You go, Green Girl!
A local institution, desirous of reusing an old masonry residence, recently forwarded a proposal they’d received from an architecture firm that specializes in sustainability (I sense I should wrap that word in quote marks here). I expected to review an interesting design document providing creative approaches for rehabbing the building to meet the needs of the institution. Instead the “green approach” this firm recommended amounted to gutting the place, removing the old windows, stripping off the porch — their attitude seemed to be that an old building just can’t be green and sustainable but if you insist, best only to use the shell of stone and then start over using “green materials.”
Oh, dear. That’s just not right. (For frustrating post on a similar topic, read “Nature Conservancy, Anonymous Posts and Demolition” at the PlaceEconomics Blog.)
We may have a new ally in the struggles to align preservation of old buildings with the green mentality. Oprah’s on the bandwagon and she’s brought along a friend with an old house.

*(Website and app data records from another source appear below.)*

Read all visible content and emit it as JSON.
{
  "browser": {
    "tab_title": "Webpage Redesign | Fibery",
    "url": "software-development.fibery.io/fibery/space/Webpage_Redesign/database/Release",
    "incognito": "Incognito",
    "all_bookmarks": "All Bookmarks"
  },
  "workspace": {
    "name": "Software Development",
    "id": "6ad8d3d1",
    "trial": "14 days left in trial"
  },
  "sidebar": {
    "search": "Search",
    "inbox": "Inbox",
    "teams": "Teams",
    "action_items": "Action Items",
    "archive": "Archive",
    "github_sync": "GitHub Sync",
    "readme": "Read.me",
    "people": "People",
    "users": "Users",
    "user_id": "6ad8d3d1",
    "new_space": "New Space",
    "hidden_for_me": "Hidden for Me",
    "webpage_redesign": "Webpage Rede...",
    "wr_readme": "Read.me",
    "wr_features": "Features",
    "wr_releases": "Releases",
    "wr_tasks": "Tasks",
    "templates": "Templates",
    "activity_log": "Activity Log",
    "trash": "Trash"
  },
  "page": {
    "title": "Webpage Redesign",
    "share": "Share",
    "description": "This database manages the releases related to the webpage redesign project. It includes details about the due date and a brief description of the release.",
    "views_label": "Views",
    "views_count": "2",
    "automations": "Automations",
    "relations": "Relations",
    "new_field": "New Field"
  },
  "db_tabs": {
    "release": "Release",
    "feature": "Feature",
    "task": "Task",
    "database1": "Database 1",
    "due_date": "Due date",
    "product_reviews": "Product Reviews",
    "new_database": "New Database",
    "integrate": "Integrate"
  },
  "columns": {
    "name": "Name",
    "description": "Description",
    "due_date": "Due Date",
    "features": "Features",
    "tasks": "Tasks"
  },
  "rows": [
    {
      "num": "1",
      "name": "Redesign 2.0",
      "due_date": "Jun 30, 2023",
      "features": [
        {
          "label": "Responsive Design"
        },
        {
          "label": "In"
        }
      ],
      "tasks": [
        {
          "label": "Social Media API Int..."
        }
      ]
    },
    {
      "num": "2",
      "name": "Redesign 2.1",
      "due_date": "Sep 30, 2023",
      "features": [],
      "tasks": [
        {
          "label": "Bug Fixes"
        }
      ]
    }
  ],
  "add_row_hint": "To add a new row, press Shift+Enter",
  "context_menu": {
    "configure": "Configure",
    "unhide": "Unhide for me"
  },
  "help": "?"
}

Sustainability professor and “regular person” Simran Sethi just bought an 84 year-old house-of-her-dreams in the middle of the country and is going to walk the walk, not just talk the talk when it comes to sustainability. (How many cliches can I load into this post?)
She’ll be writing a blog on Oprah’s website sharing her experiences as she transforms her two-story house into a green home. She’ll demonstrate weatherstripping, insulation, and I will bet you my life savings she’ll get into the window controversy (new or old, save or replace?). She’ll cover techniques to improve energy efficiency and conserve natural resources.
You can follow her at her Oprah-hosted blog. Click to read Greening the Green Girl.
Here’s an excerpt if you’re pressed for time:
I am a journalism professor, a working journalist who focuses on sustainability and someone folks like Oprah have called “an eco-expert.” It’s true I know a thing or two about Mother Earth, but there is always more to learn…. I have experienced much of our natural world in the once-removed fashion of the urban apartment dweller. I have never mowed a lawn, my ex weather-stripped our apartment and my landlord installed my low-flow showerhead. I held seeds for the first time two years ago at an incredible urban farm in Kansas City. And while I have told millions of people about water conservation and energy reduction, I have never owned a dual-flush toilet or had an opportunity to really consider my insulation. Now is my chance to embrace the well-worn clichés: walk my talk and put my money where my mouth is. You are going to bear witness to this green girl going green. I know that my reputation and your trust are paramount. To that end, I am not going to hold back. You are going to bear witness to my messy, humbling process of making my home more energy-efficient, less polluting and more beautiful.
I will share small and large changes that reap the greatest benefit (to your pocketbook and to the planet) and let you in on the products I am using. Some of the companies have given me a break on the cost, for which I am most grateful. But the truth is, I was going to buy them anyway and had budgeted accordingly. If they are good enough for me, I am going to assume you will like them too. And if something doesn”t work for me, you will learn that too.
If you have contemplated making your home more environmentally friendly, join me. With terrific federal energy efficiency tax credits in place for 2009 and 2010 and a groundswell of information about how we are effecting the world around us, there is no better time to get started. You can start small with weather-stripping around doors and windows or get more ambitious with insulation or energy-efficient furnaces. Don’t worry. I will cover all of it. I may not do all if it myself, but I will try. Well, at least some of it. (My friends are determined for me to DIY.)
The first things I will be tackling are: getting rid of the brown recluse spiders that live in my basement and are known to make your flesh die (yes, die), insulating my ceiling (a major escape hatch for heat) and redoing my walls and floors.
I believe my home should be a reflection of all that I care about. I strive to create a healthy and rejuvenating refuge that integrates my passions and values and nurtures my mind, body and soul…a home, sweet, home.